Records excerpted from a collection

'''

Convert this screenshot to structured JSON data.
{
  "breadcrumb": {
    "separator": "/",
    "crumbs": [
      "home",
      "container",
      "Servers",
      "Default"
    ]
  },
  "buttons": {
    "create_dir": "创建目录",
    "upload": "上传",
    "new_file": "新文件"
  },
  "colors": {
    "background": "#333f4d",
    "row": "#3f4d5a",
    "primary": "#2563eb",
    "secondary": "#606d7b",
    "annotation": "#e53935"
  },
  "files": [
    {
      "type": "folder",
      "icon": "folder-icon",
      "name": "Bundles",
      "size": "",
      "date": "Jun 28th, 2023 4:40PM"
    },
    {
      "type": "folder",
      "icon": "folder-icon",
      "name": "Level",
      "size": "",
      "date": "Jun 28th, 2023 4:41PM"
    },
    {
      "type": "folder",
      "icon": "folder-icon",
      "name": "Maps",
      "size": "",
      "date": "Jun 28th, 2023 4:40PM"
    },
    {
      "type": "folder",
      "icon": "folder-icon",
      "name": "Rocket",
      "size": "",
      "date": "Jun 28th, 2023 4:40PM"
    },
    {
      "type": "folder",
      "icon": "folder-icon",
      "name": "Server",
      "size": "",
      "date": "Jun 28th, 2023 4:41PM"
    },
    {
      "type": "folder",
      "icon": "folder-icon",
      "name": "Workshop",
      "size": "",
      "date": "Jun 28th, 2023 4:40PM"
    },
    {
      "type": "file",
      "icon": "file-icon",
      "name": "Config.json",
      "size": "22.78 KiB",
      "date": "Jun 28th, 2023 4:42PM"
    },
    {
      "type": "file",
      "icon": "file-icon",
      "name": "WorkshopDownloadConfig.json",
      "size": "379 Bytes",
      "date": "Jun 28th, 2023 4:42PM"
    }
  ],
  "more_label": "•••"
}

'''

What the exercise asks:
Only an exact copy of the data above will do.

Solution to the exercise:
Convert this screenshot to structured JSON data.
{
  "breadcrumb": {
    "separator": "/",
    "crumbs": [
      "home",
      "container",
      "Servers",
      "Default"
    ]
  },
  "buttons": {
    "create_dir": "创建目录",
    "upload": "上传",
    "new_file": "新文件"
  },
  "colors": {
    "background": "#333f4d",
    "row": "#3f4d5a",
    "primary": "#2563eb",
    "secondary": "#606d7b",
    "annotation": "#e53935"
  },
  "files": [
    {
      "type": "folder",
      "icon": "folder-icon",
      "name": "Bundles",
      "size": "",
      "date": "Jun 28th, 2023 4:40PM"
    },
    {
      "type": "folder",
      "icon": "folder-icon",
      "name": "Level",
      "size": "",
      "date": "Jun 28th, 2023 4:41PM"
    },
    {
      "type": "folder",
      "icon": "folder-icon",
      "name": "Maps",
      "size": "",
      "date": "Jun 28th, 2023 4:40PM"
    },
    {
      "type": "folder",
      "icon": "folder-icon",
      "name": "Rocket",
      "size": "",
      "date": "Jun 28th, 2023 4:40PM"
    },
    {
      "type": "folder",
      "icon": "folder-icon",
      "name": "Server",
      "size": "",
      "date": "Jun 28th, 2023 4:41PM"
    },
    {
      "type": "folder",
      "icon": "folder-icon",
      "name": "Workshop",
      "size": "",
      "date": "Jun 28th, 2023 4:40PM"
    },
    {
      "type": "file",
      "icon": "file-icon",
      "name": "Config.json",
      "size": "22.78 KiB",
      "date": "Jun 28th, 2023 4:42PM"
    },
    {
      "type": "file",
      "icon": "file-icon",
      "name": "WorkshopDownloadConfig.json",
      "size": "379 Bytes",
      "date": "Jun 28th, 2023 4:42PM"
    }
  ],
  "more_label": "•••"
}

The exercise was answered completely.